The wildcard here is the behavior of the Carlson family which controls 57% of the voting power. It is pretty clear that Roy Carlson does not wish to sell TDS however he is now 95 years old and his children (Ted is the CEO) are 60-64 yrs old. Given everyone’s age I think the odds of a liquidity event are greater now than at any time in the past. At the current valuation I think investors can buy undervalued assets with a free kicker on a take-over deal.
Wireless subscriber base stable, wireline business stabilizing
Both US Cellular and TDS Telecom have a relatively stable subscriber base which suggests the 3.7x EBITDA multiple is undeserved. The number of US Cellular subscribers has been firm leading to stable revenue levels. Keep in mind US Cellular is 84% of TDS revenue.
Predictably the wireline business has seen some subscriber decline although an increase in DSL subscribers has helped mitigate this to some extent. The business bottomed in Q1 2010 and now appears to be improving however the market is currently attributing zero value to this asset.
Negative Wall Street analyst sentiment

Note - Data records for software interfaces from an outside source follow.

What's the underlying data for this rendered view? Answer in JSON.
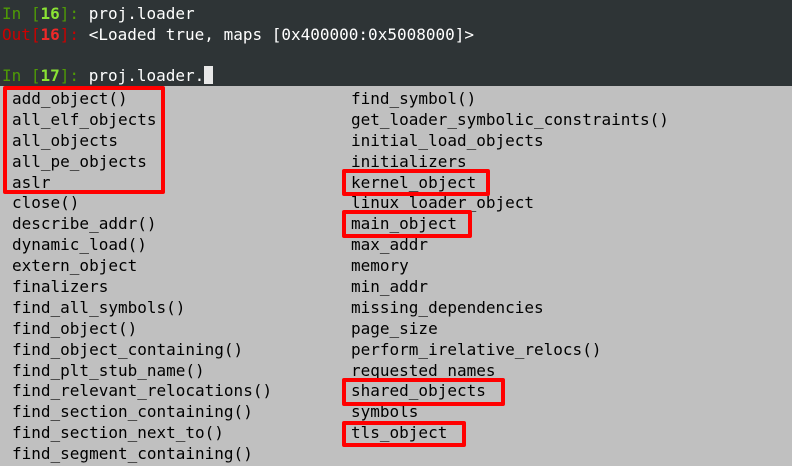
{
  "terminal": {
    "prompt_in_1": "In [",
    "prompt_in_1_num": "16",
    "prompt_in_1_close": "]: ",
    "command_1": "proj.loader",
    "prompt_out": "Out[",
    "prompt_out_num": "16",
    "prompt_out_close": "]: ",
    "output_1": "<Loaded true, maps [0x400000:0x5008000]>",
    "prompt_in_2": "In [",
    "prompt_in_2_num": "17",
    "prompt_in_2_close": "]: ",
    "command_2": "proj.loader."
  },
  "completion": {
    "left": [
      "add_object()",
      "all_elf_objects",
      "all_objects",
      "all_pe_objects",
      "aslr",
      "close()",
      "describe_addr()",
      "dynamic_load()",
      "extern_object",
      "finalizers",
      "find_all_symbols()",
      "find_object()",
      "find_object_containing()",
      "find_plt_stub_name()",
      "find_relevant_relocations()",
      "find_section_containing()",
      "find_section_next_to()",
      "find_segment_containing()"
    ],
    "right": [
      "find_symbol()",
      "get_loader_symbolic_constraints()",
      "initial_load_objects",
      "initializers",
      "kernel_object",
      "linux_loader_object",
      "main_object",
      "max_addr",
      "memory",
      "min_addr",
      "missing_dependencies",
      "page_size",
      "perform_irelative_relocs()",
      "requested_names",
      "shared_objects",
      "symbols",
      "tls_object"
    ]
  },
  "colors": {
    "terminal_bg": "#2e3436",
    "popup_bg": "#c0c0c0",
    "highlight": "#ff0000"
  }
}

TDS is covered by 8 sell-side analysts and currently only 1 has a Buy rating versus 6 Holds and 1 Sell. This bearish sentiment suggests expectations are low which should limit our downside as well as provide possible upward catalysts as sentiment improves.

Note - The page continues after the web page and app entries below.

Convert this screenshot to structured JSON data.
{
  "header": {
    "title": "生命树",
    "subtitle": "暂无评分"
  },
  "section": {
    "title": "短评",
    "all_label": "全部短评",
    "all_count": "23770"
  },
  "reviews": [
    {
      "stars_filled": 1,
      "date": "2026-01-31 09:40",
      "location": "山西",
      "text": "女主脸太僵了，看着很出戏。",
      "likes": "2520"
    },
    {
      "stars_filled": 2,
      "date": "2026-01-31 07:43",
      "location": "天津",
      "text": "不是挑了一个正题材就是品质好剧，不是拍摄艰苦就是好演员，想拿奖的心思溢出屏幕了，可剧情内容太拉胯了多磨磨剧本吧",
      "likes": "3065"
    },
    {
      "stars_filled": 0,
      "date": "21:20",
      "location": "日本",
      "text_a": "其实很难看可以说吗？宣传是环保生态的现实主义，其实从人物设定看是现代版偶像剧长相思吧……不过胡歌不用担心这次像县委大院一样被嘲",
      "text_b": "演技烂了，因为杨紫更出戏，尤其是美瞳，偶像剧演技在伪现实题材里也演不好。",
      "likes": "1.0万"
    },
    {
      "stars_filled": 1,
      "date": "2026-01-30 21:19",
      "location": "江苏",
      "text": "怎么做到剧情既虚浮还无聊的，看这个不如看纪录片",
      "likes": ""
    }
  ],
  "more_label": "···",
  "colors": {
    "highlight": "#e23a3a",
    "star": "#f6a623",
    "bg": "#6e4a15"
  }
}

- Technological obsolescence for the TDS network. TDS appears to be keeping pace with the big players, they are launching 4G services this year in certain markets and expect to have 25-30% of their subscriber covered by November.

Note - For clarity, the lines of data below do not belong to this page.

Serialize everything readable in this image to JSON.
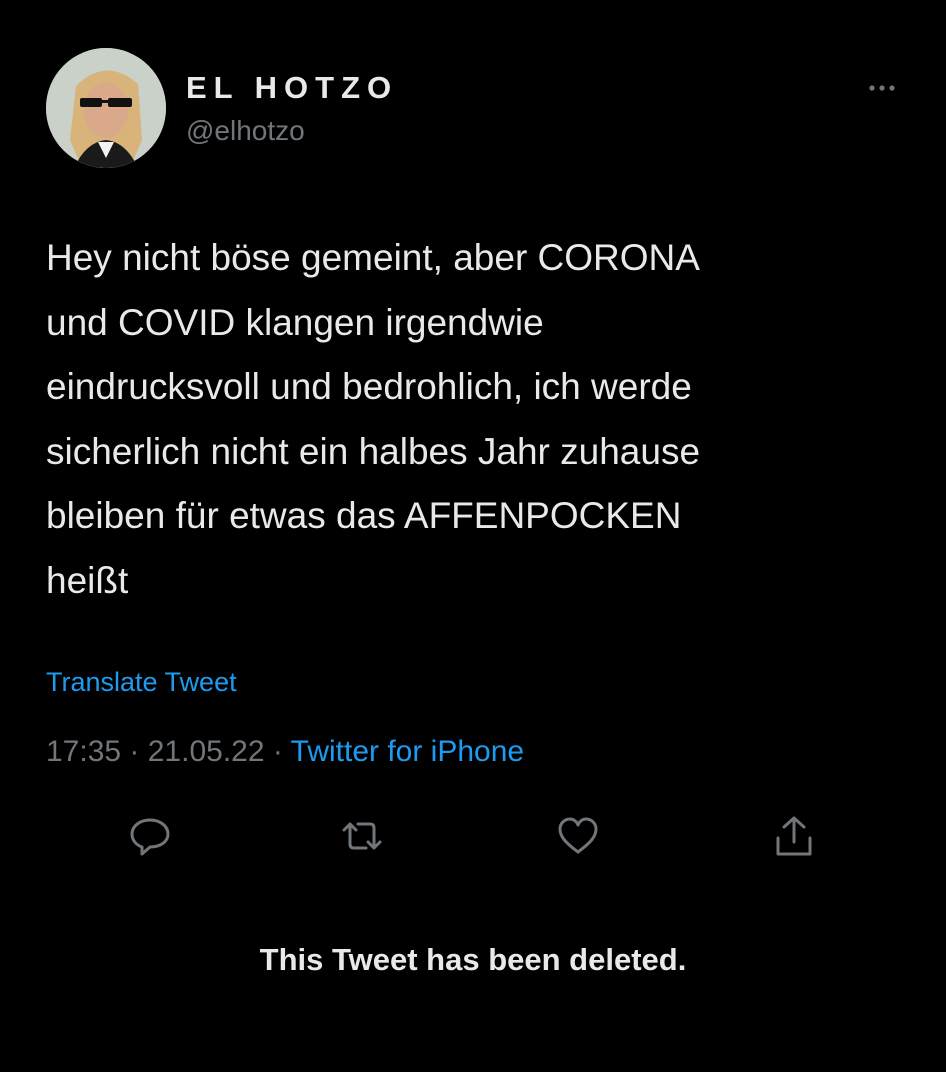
{
  "author": {
    "display_name": "EL HOTZO",
    "handle": "@elhotzo"
  },
  "tweet": {
    "text": "Hey nicht böse gemeint, aber CORONA\nund COVID klangen irgendwie\neindrucksvoll und bedrohlich, ich werde\nsicherlich nicht ein halbes Jahr zuhause\nbleiben für etwas das AFFENPOCKEN\nheißt",
    "translate_label": "Translate Tweet",
    "time": "17:35",
    "separator": " · ",
    "date": "21.05.22",
    "source": "Twitter for iPhone"
  },
  "actions": {
    "reply_icon": "reply-icon",
    "retweet_icon": "retweet-icon",
    "like_icon": "like-icon",
    "share_icon": "share-icon"
  },
  "notice": "This Tweet has been deleted.",
  "colors": {
    "background": "#000000",
    "text": "#e7e9ea",
    "secondary": "#71767b",
    "accent": "#1d9bf0"
  }
}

- Wireless competition grows more intense leading to margin pressure and increased churn. If anything I think the AT&T/T-Mobile deal makes the wireless space less competitive with one less player in the mix.
- Wireline business declines more rapidly than expected. While certainly there has been some decline in the TDS Telecom business it appears to be stabilizing and should throw off significant free cash flow for the foreseeable future. At the current stock price we are getting this business for basically free.
- TDS makes a bad acquisition which destroys shareholder value. Management has a significant ownership stake which coupled with the fact that this company is somewhat of a “family heirloom” I expect them to continue to be good stewards of the business.